I’m watching a random tech talk about Indieweb stuff, and early in his talk, the speaker is describing how “we dodged a bullet” with Internet Explorer. His point is that, in the mid- to late-1990s, IE was the browser. Unless you were one of the few (at the time) people who didn’t run Windows, it was the only browser you had. Then, lo and behold, along came Firefox and Chrome and now Microsoft no longer owns the browser anymore.
It’s a bit of a throw-away reference, and I don’t mean to pick on this particular guy, but it bugs me when the story gets told this way. That’s not how it happened. It wasn’t innovation and competition and the free market on their own that automagically gave us real alternatives to IE.
The US government went after Microsoft as a monopoly and won. Microsoft settled, agreeing to open up its APIs to third-party developers so as to put applications like Firefox (and later Chrome) on equal footing with their own apps.

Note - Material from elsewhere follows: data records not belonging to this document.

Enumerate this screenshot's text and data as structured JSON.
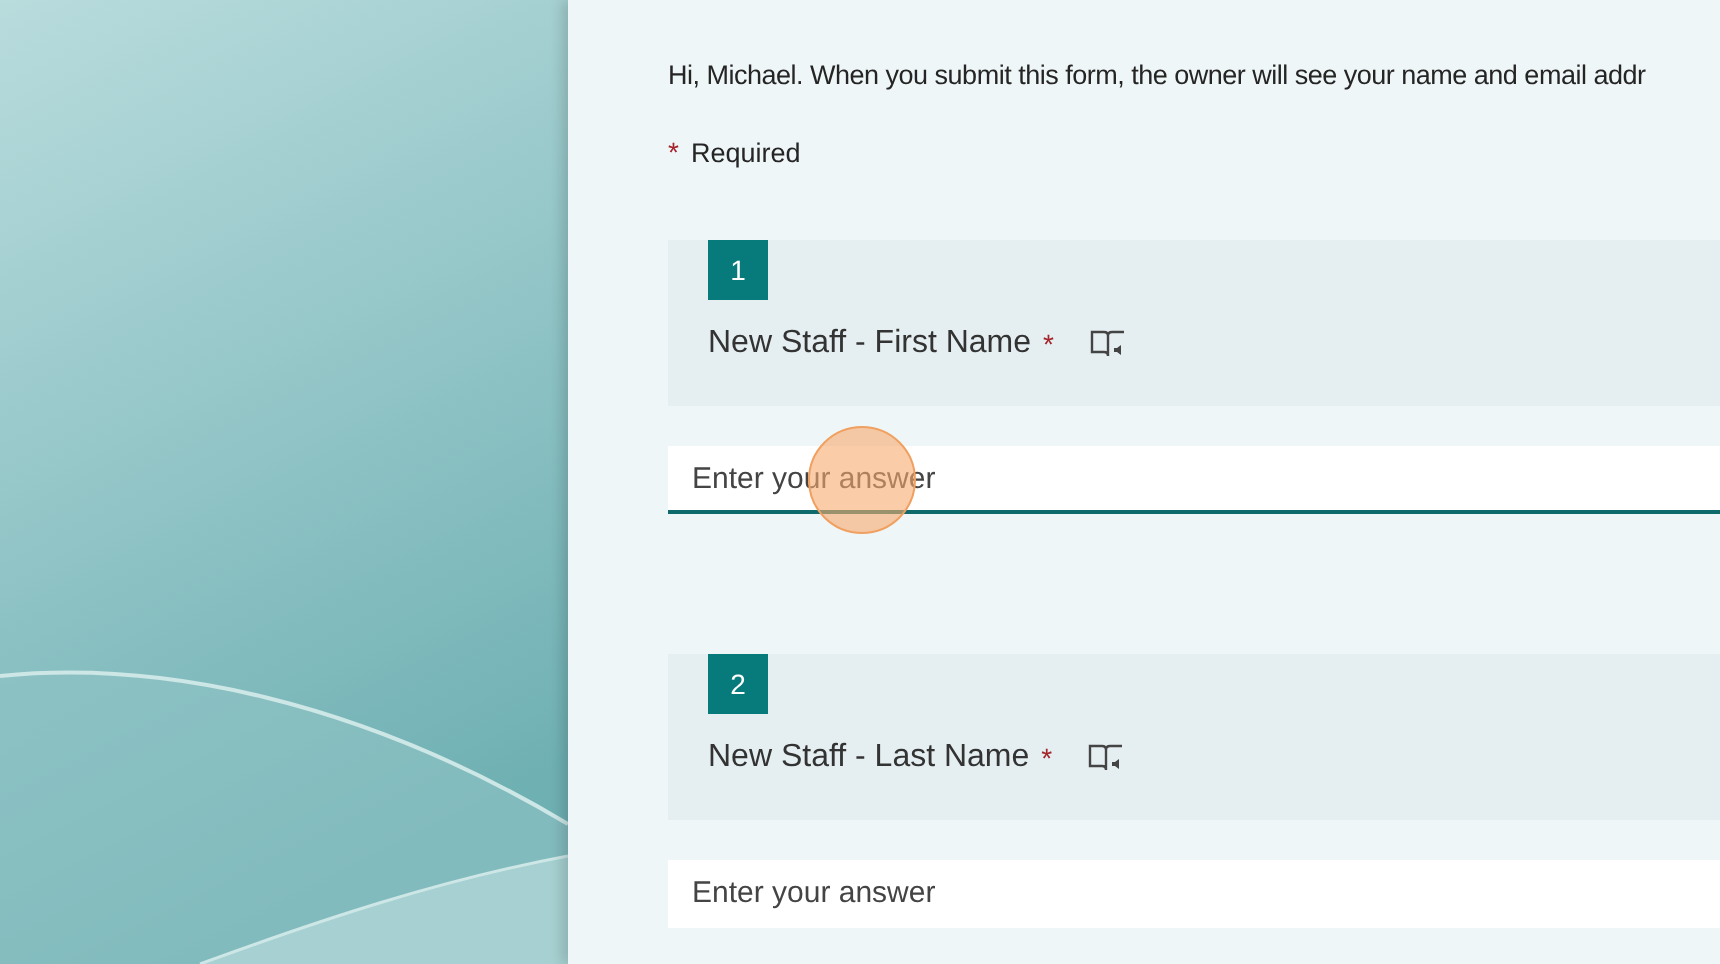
{
  "intro": "Hi, Michael. When you submit this form, the owner will see your name and email addr",
  "required_note": {
    "mark": "*",
    "label": "Required"
  },
  "questions": [
    {
      "number": "1",
      "title": "New Staff - First Name",
      "required": true,
      "answer": {
        "placeholder": "Enter your answer",
        "focused": true,
        "clicked": true
      }
    },
    {
      "number": "2",
      "title": "New Staff - Last Name",
      "required": true,
      "answer": {
        "placeholder": "Enter your answer",
        "focused": false,
        "clicked": false
      }
    }
  ]
}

Yes, smart and innovative developers built good browsers that were faster and better than Internet Explorer. However, it was the government that had to to take action in order for these alternatives to get a real foothold and break IE’s stranglehold.